Electoral pacts: Tough decisions for politicians
We have had stories before about unionists poring over constituency maps and dividing up Northern Ireland.
But, generally, these discussions ended in recriminations with each side accusing the other of letting the unionist voters down.
Vox pops on the street in unionist areas tend to find the concept of unionist unity relatively popular.
But where to fight and where to stand aside is a tough decision for politicians.
They are aware that a decision in one election might set a precedent for another.
In 2010, the Ulster Unionists passed up on the prospect of a grand unionist arrangement in favour of an arrangement with the Conservatives.
Far from yielding results, the ill-fated Ulster Conservative and Unionist New Force alienated North Down MP Lady Sylvia Hermon and ended up reducing the UUP presence in the Commons from one to zero.
Now the unionists have agreed a four-constituency deal that should make the DUP deputy leader Nigel Dodds more comfortable in North Belfast.
It will also enhance the DUP candidate Gavin Robinson's chances of taking back East Belfast from Alliance - a goal especially dear to the heart of DUP leader Peter Robinson who lost the seat.
The sitting MP, Naomi Long, complains that East Belfast is no longer a "fair fight". The DUP retorts that Alliance previously stood aside for the pro-Good Friday Agreement unionist Lady Hermon in North Down.
Ms Long cannot deny that, but says her party has learned its lesson and will not repeat the exercise.
Whilst the benefits of the deal to the DUP are clear, the Ulster Unionists have not reaped the same obvious dividends.
In Fermanagh South Tyrone, Sinn Féin's Michelle Gildernew enjoyed a four-vote margin over the unionist unity candidate in 2010, a result which narrowed further to just one vote after a special election court examined disputed Fermanagh ballot papers.
That means former Ulster Unionist leader Tom Elliot is in with a real chance of taking the seat. But it should be remembered that a pact on one side of the Northern Ireland equation tends to prompt an equally energetic "heave" towards the lead candidate on the other. So expect a very high turnout.

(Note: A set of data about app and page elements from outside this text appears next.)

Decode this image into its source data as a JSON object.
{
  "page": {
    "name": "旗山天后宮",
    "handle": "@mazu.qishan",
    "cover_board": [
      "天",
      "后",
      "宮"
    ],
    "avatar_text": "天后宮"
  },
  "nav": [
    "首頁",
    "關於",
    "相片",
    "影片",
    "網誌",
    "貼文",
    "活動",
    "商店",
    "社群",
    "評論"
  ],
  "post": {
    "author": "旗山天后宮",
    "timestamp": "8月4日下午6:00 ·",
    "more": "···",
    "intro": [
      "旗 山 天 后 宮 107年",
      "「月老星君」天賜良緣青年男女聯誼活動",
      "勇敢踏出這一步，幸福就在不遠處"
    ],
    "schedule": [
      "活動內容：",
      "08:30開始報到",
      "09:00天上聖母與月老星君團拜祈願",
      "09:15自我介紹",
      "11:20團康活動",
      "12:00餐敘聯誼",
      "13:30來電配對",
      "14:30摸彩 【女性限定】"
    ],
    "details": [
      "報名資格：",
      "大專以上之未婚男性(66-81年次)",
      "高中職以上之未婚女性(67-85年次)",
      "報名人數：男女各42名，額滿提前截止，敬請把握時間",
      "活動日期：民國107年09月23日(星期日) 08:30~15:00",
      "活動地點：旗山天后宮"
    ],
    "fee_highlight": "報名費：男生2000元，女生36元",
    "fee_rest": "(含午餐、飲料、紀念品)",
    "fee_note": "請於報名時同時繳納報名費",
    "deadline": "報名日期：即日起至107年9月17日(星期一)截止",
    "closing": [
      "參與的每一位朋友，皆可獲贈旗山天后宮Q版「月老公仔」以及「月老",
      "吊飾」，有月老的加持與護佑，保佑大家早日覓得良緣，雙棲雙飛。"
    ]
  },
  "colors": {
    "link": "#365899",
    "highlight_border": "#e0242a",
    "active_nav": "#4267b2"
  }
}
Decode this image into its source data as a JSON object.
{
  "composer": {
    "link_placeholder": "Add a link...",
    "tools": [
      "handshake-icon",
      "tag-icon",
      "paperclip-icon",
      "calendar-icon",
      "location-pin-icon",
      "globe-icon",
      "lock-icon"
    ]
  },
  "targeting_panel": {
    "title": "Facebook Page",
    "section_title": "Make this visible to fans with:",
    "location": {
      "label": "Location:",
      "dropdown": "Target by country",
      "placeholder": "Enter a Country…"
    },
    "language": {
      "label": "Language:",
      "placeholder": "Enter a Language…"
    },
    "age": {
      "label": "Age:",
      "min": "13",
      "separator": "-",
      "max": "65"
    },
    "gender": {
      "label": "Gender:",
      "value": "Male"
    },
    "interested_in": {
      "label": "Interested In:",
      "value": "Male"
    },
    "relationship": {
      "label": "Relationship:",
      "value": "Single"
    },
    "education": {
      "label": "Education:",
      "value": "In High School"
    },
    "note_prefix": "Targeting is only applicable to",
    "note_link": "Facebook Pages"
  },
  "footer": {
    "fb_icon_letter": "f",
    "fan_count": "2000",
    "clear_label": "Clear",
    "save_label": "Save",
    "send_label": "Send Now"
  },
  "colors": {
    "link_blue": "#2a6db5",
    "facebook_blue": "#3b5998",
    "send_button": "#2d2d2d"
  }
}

The inclusion of Newry and Armagh in the four-seat deal is puzzling. South Belfast would have been a much better target for the Ulster Unionists.
SDLP leader Alasdair McDonnell may breathe a sigh of relief that he is not facing a single unionist candidate, even though the entry of Sinn Féin's Máirtín Ó Muilleoir into the race still makes the outcome in South Belfast hard to call.
The SDLP has rejected Sinn Féin suggestions they should agree a tit-for-tat pact to counter the unionists. This stance could cost the SDLP in South Belfast. However, SDLP MPs take their Westminster seats, while Sinn Féin do not. That alone would make a pan-nationalist deal hard to rationalise.
Arguments over whether the pacts are anti-democratic or sectarian will no doubt continue as the formal campaign gets underway.
Those in favour insist that, with the polls predicting a hung parliament, maximising Northern Ireland's influence at Westminster makes common sense.
Once the election is over, the immediate focus will no doubt turn to the arithmetic at Westminster, rather than the polling numbers in individual local seats.
However, in the long term, the pacts of 2015 may prompt discussion over future trends in Northern Ireland's politics.
Will the pacts be seen as a step towards eventual unionist unity, or will next year's Assembly elections restore the status quo?